──────── Source records

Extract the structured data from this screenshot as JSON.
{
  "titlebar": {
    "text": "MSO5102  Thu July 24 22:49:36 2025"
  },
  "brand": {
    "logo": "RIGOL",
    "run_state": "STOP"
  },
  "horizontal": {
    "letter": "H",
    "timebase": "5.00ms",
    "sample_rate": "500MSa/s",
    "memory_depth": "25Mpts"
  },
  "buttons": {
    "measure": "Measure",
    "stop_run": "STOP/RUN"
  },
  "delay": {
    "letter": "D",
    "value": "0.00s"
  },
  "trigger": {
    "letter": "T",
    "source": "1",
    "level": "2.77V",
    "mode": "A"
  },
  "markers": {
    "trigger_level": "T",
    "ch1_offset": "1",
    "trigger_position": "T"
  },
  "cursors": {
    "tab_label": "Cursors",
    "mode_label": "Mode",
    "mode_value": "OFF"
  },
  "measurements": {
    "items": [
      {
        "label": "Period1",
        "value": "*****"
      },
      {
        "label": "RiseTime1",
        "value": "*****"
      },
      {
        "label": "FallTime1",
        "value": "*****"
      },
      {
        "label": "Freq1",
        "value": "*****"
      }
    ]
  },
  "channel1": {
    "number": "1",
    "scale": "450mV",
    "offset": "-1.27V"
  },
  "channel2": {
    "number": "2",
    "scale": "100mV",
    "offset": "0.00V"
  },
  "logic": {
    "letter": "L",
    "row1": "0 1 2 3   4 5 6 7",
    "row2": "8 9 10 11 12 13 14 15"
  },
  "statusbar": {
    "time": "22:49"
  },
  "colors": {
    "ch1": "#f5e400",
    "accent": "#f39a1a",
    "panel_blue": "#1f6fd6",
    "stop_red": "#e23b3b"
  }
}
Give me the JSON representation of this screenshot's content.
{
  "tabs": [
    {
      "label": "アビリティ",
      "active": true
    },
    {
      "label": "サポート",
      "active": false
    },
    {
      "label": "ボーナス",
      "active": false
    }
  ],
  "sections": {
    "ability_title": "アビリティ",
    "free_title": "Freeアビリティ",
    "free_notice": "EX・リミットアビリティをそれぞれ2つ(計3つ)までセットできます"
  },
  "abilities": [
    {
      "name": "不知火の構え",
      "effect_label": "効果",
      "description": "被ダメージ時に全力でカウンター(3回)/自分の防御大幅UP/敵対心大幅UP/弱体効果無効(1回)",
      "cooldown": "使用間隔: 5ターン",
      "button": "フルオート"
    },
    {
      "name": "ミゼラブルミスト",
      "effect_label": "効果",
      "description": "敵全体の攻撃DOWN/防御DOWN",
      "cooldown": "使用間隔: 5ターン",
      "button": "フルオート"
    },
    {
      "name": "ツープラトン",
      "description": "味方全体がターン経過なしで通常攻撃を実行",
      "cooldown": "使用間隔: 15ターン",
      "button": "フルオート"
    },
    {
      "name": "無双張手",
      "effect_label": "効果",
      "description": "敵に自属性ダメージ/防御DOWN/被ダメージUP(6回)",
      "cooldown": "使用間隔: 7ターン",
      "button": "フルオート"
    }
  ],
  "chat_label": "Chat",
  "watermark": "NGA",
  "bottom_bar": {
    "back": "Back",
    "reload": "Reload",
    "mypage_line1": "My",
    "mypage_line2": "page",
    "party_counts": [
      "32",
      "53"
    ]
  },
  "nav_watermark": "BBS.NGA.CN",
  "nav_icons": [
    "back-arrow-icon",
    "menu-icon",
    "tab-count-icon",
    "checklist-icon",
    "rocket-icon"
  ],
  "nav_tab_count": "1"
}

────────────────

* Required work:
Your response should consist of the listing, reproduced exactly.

* Task output:
Extract the structured data from this screenshot as JSON.
{
  "titlebar": {
    "text": "MSO5102  Thu July 24 22:49:36 2025"
  },
  "brand": {
    "logo": "RIGOL",
    "run_state": "STOP"
  },
  "horizontal": {
    "letter": "H",
    "timebase": "5.00ms",
    "sample_rate": "500MSa/s",
    "memory_depth": "25Mpts"
  },
  "buttons": {
    "measure": "Measure",
    "stop_run": "STOP/RUN"
  },
  "delay": {
    "letter": "D",
    "value": "0.00s"
  },
  "trigger": {
    "letter": "T",
    "source": "1",
    "level": "2.77V",
    "mode": "A"
  },
  "markers": {
    "trigger_level": "T",
    "ch1_offset": "1",
    "trigger_position": "T"
  },
  "cursors": {
    "tab_label": "Cursors",
    "mode_label": "Mode",
    "mode_value": "OFF"
  },
  "measurements": {
    "items": [
      {
        "label": "Period1",
        "value": "*****"
      },
      {
        "label": "RiseTime1",
        "value": "*****"
      },
      {
        "label": "FallTime1",
        "value": "*****"
      },
      {
        "label": "Freq1",
        "value": "*****"
      }
    ]
  },
  "channel1": {
    "number": "1",
    "scale": "450mV",
    "offset": "-1.27V"
  },
  "channel2": {
    "number": "2",
    "scale": "100mV",
    "offset": "0.00V"
  },
  "logic": {
    "letter": "L",
    "row1": "0 1 2 3   4 5 6 7",
    "row2": "8 9 10 11 12 13 14 15"
  },
  "statusbar": {
    "time": "22:49"
  },
  "colors": {
    "ch1": "#f5e400",
    "accent": "#f39a1a",
    "panel_blue": "#1f6fd6",
    "stop_red": "#e23b3b"
  }
}
Give me the JSON representation of this screenshot's content.
{
  "tabs": [
    {
      "label": "アビリティ",
      "active": true
    },
    {
      "label": "サポート",
      "active": false
    },
    {
      "label": "ボーナス",
      "active": false
    }
  ],
  "sections": {
    "ability_title": "アビリティ",
    "free_title": "Freeアビリティ",
    "free_notice": "EX・リミットアビリティをそれぞれ2つ(計3つ)までセットできます"
  },
  "abilities": [
    {
      "name": "不知火の構え",
      "effect_label": "効果",
      "description": "被ダメージ時に全力でカウンター(3回)/自分の防御大幅UP/敵対心大幅UP/弱体効果無効(1回)",
      "cooldown": "使用間隔: 5ターン",
      "button": "フルオート"
    },
    {
      "name": "ミゼラブルミスト",
      "effect_label": "効果",
      "description": "敵全体の攻撃DOWN/防御DOWN",
      "cooldown": "使用間隔: 5ターン",
      "button": "フルオート"
    },
    {
      "name": "ツープラトン",
      "description": "味方全体がターン経過なしで通常攻撃を実行",
      "cooldown": "使用間隔: 15ターン",
      "button": "フルオート"
    },
    {
      "name": "無双張手",
      "effect_label": "効果",
      "description": "敵に自属性ダメージ/防御DOWN/被ダメージUP(6回)",
      "cooldown": "使用間隔: 7ターン",
      "button": "フルオート"
    }
  ],
  "chat_label": "Chat",
  "watermark": "NGA",
  "bottom_bar": {
    "back": "Back",
    "reload": "Reload",
    "mypage_line1": "My",
    "mypage_line2": "page",
    "party_counts": [
      "32",
      "53"
    ]
  },
  "nav_watermark": "BBS.NGA.CN",
  "nav_icons": [
    "back-arrow-icon",
    "menu-icon",
    "tab-count-icon",
    "checklist-icon",
    "rocket-icon"
  ],
  "nav_tab_count": "1"
}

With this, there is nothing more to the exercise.